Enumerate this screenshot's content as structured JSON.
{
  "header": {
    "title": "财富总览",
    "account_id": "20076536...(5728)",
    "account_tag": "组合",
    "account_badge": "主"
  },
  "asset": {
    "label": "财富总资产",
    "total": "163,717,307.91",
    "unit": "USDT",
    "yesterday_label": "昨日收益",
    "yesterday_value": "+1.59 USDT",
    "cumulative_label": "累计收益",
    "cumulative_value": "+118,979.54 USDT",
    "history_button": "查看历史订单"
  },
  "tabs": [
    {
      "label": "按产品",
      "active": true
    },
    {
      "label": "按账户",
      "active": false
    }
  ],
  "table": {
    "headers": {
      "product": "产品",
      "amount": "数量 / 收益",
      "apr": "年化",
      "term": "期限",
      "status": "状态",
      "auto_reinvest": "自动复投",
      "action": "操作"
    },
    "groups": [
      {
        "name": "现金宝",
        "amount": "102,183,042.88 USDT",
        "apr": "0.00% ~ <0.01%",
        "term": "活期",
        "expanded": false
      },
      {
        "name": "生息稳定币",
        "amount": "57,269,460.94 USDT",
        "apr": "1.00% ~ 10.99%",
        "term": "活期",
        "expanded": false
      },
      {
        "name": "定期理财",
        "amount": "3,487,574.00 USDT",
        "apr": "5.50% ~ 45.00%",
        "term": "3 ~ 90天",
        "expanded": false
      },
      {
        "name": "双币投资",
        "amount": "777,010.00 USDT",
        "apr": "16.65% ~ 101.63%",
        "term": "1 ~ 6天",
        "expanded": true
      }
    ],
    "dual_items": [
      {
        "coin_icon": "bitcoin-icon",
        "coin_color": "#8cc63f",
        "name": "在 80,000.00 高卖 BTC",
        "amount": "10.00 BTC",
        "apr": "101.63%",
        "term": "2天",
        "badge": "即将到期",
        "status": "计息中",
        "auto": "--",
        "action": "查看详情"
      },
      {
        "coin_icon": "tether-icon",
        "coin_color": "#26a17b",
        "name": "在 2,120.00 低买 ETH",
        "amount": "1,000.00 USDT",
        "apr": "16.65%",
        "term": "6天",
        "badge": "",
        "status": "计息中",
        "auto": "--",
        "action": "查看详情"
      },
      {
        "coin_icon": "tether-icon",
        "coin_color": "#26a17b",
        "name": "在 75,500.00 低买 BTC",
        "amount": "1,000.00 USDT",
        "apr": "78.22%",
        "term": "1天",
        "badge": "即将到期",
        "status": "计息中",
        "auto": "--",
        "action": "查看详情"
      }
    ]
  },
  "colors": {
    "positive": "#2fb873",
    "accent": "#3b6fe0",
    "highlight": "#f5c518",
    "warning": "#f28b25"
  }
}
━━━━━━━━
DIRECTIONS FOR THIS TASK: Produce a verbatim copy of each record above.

RESULT OF THE EXERCISE:
Enumerate this screenshot's content as structured JSON.
{
  "header": {
    "title": "财富总览",
    "account_id": "20076536...(5728)",
    "account_tag": "组合",
    "account_badge": "主"
  },
  "asset": {
    "label": "财富总资产",
    "total": "163,717,307.91",
    "unit": "USDT",
    "yesterday_label": "昨日收益",
    "yesterday_value": "+1.59 USDT",
    "cumulative_label": "累计收益",
    "cumulative_value": "+118,979.54 USDT",
    "history_button": "查看历史订单"
  },
  "tabs": [
    {
      "label": "按产品",
      "active": true
    },
    {
      "label": "按账户",
      "active": false
    }
  ],
  "table": {
    "headers": {
      "product": "产品",
      "amount": "数量 / 收益",
      "apr": "年化",
      "term": "期限",
      "status": "状态",
      "auto_reinvest": "自动复投",
      "action": "操作"
    },
    "groups": [
      {
        "name": "现金宝",
        "amount": "102,183,042.88 USDT",
        "apr": "0.00% ~ <0.01%",
        "term": "活期",
        "expanded": false
      },
      {
        "name": "生息稳定币",
        "amount": "57,269,460.94 USDT",
        "apr": "1.00% ~ 10.99%",
        "term": "活期",
        "expanded": false
      },
      {
        "name": "定期理财",
        "amount": "3,487,574.00 USDT",
        "apr": "5.50% ~ 45.00%",
        "term": "3 ~ 90天",
        "expanded": false
      },
      {
        "name": "双币投资",
        "amount": "777,010.00 USDT",
        "apr": "16.65% ~ 101.63%",
        "term": "1 ~ 6天",
        "expanded": true
      }
    ],
    "dual_items": [
      {
        "coin_icon": "bitcoin-icon",
        "coin_color": "#8cc63f",
        "name": "在 80,000.00 高卖 BTC",
        "amount": "10.00 BTC",
        "apr": "101.63%",
        "term": "2天",
        "badge": "即将到期",
        "status": "计息中",
        "auto": "--",
        "action": "查看详情"
      },
      {
        "coin_icon": "tether-icon",
        "coin_color": "#26a17b",
        "name": "在 2,120.00 低买 ETH",
        "amount": "1,000.00 USDT",
        "apr": "16.65%",
        "term": "6天",
        "badge": "",
        "status": "计息中",
        "auto": "--",
        "action": "查看详情"
      },
      {
        "coin_icon": "tether-icon",
        "coin_color": "#26a17b",
        "name": "在 75,500.00 低买 BTC",
        "amount": "1,000.00 USDT",
        "apr": "78.22%",
        "term": "1天",
        "badge": "即将到期",
        "status": "计息中",
        "auto": "--",
        "action": "查看详情"
      }
    ]
  },
  "colors": {
    "positive": "#2fb873",
    "accent": "#3b6fe0",
    "highlight": "#f5c518",
    "warning": "#f28b25"
  }
}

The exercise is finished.